Page 1


>

>

>

iPod

SSM Playlists Weights Running Inspiration

Levels Avicii

Turn Me On Subscape

Killing In the Name of

Rage Against the Machine

> > >

MENU


We see it often: an athlete engaging in a bizarre and seemingly unnecessary sequence of benign actions right before they step onto the field of play. Jonny Wilkinson has most recently been the most notable to those in the British Isles: his purposeful steps and stance acting as the precursor to the often inevitable kicking success he enjoyed so frequently. Indeed, to cite a phrase: ‘it’s Jonny!’ But why go through this in the first place? Does it actually help the end result?

Premonitions, Superstitions & Lucky Socks: The Pre-Match Rituals from the world of sports By Ashley Quinlan

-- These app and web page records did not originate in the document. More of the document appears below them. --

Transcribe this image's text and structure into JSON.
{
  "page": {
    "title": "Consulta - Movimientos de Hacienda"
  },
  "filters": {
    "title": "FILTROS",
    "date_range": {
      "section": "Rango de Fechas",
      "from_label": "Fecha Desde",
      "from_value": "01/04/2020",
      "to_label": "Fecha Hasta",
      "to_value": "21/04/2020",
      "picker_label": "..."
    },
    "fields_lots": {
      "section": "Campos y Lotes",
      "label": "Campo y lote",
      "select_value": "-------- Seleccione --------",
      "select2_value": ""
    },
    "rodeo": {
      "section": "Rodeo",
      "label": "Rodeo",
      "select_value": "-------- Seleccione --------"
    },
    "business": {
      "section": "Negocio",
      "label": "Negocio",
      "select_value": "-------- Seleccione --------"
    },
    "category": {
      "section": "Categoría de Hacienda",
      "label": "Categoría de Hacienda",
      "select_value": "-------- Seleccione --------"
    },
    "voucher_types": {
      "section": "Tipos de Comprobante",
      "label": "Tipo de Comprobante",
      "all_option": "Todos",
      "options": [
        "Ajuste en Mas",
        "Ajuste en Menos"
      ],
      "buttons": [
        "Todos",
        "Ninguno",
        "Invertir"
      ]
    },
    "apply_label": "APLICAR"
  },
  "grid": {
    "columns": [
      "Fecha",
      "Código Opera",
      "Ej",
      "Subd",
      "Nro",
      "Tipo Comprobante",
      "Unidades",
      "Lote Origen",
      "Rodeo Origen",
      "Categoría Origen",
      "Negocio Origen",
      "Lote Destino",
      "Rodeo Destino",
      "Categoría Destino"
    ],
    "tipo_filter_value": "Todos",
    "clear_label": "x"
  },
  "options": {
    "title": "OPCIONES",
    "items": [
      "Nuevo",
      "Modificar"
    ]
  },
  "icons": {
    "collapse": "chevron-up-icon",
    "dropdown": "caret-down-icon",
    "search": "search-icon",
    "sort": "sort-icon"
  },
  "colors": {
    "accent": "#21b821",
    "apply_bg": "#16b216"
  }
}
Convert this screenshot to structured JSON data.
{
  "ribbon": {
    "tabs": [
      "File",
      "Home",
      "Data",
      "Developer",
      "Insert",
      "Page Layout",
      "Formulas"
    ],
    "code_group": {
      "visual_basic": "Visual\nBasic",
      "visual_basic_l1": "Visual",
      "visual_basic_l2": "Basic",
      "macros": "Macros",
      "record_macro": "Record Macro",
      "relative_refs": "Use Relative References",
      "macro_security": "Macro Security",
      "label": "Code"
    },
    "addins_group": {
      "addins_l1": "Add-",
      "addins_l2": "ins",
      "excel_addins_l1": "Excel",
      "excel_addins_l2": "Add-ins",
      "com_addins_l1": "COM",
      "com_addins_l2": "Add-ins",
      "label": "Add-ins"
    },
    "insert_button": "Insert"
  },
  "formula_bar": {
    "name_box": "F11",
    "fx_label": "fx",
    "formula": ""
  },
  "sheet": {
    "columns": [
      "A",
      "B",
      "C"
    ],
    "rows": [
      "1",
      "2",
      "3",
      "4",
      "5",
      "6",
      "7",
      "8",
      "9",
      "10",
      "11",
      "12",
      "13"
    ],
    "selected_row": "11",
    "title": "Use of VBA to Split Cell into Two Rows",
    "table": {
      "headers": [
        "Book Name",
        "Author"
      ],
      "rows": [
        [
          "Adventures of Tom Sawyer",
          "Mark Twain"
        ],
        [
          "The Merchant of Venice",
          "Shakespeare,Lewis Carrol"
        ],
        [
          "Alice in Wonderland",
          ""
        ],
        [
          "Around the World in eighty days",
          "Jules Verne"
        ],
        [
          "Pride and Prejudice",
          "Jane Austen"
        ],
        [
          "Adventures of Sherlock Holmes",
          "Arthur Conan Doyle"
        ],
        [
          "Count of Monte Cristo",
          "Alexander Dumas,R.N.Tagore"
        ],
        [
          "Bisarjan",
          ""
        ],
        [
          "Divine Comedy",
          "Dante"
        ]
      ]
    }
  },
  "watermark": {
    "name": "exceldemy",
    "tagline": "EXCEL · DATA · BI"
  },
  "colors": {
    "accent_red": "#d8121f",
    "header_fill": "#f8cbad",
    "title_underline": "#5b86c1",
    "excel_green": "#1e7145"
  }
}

Dr. Sam Carr, a prevalent psychologist at the University of Bath seems to think so: “In order that we can feel confident in ourselves and in our ability to do something to the best of our ability, it’s really important that we feel like we are “prepared” for the event; that we’ve done all we can to help ourselves succeed. In one sense, pre-event routines are a simple reflection of this need to feel prepared. “In another, they may reflect a desire for “control” - to the extent that we try to control every possible aspect we can that might have an effect on the outcome of an event (e.g., pre match diet, music playlist, actions etc). This even spills over into attempts to control things that are not likely to have any impact on the outcome (e.g. the socks we wear, the order in which we brush our teeth or shave on match day, or indeed Wilkinson’s famous pre-kick routine). To this extent, such routine is also linked to superstition.” Wilkinson’s deliberate steps and squatting before he executes his kick is a prime example of how someone might control as many possible variables as they humanly can. Wilkinson also

openly admits his perfectionism and meticulous approach: “Sometimes when I’m kicking I can get obsessive about seeing results. I’ll tell myself: ‘I need to hit five in a row from here’. Maybe I’ll hit four in a row and just miss the fifth one. Instead of being satisfied with that, I won’t allow myself to leave until I’ve hit five.” Each time, he will go through the same characteristic routine, controlling every aspect of himself in his search for perfection. Superstition it seems is also a powerful tool to help focus the athletic mind. Mhairi Spence, one of Modern Pentathlon GB’s brightest talents who trains at the University of Bath and is a big hope for London 2012, is familiar and (perhaps unusually) fully aware of her own, as she puts it, “unique” approach to preparing for a fencing bout: “Oh, I always slap my trailing leg hard, right before we start,” she laughs. “I don’t know why… but I always do it”. Others, of course, put it down to faith. Countless sportsmen and women around the globe pay tribute to their god before stepping onto the field of play, crossing their chests and

muttering a prayer under their breath. Others, like Chelsea’s Frank Lampard, have a particular important family member in mind, whom they will pay tribute to when they are successful. But this phenomenon is also present in team sports. Whether by prescription from a coach or team captain, or simply by the team bondage that naturally occurs, some teams are characterised by their pre-game rituals: “Personally, I like to bring all the players in a huddle at the 3 minute whistle before the start of the game, just to get everyone pumped. We do our Team Bath rally cry, then everyone seems ready to go and has some extra energy,” says University of Bath Basketball First Team Captain Tom Janicot. “This all started on our team socials, and now all the teams do it. It just seems to focus us and help us perform as a unit better.” With the results that Janicot’s team has been enjoying, and the undoubted success of countless professionals out there in the elite sporting world, who could argue that a little ritual can boost performance?!


Levels Avicii

Turn Me On Subscape

Killing In the Name of

Rage Against the Machine


Student Sport Magazine - MAY 2012 - First Edition  

Student Sport Magazine is The First National Magazine for University Sports. Sport and Lifestyle on and off the pitch from the magnificent w...

Advertisement
Read more
Read more
Similar to
Popular now
Just for you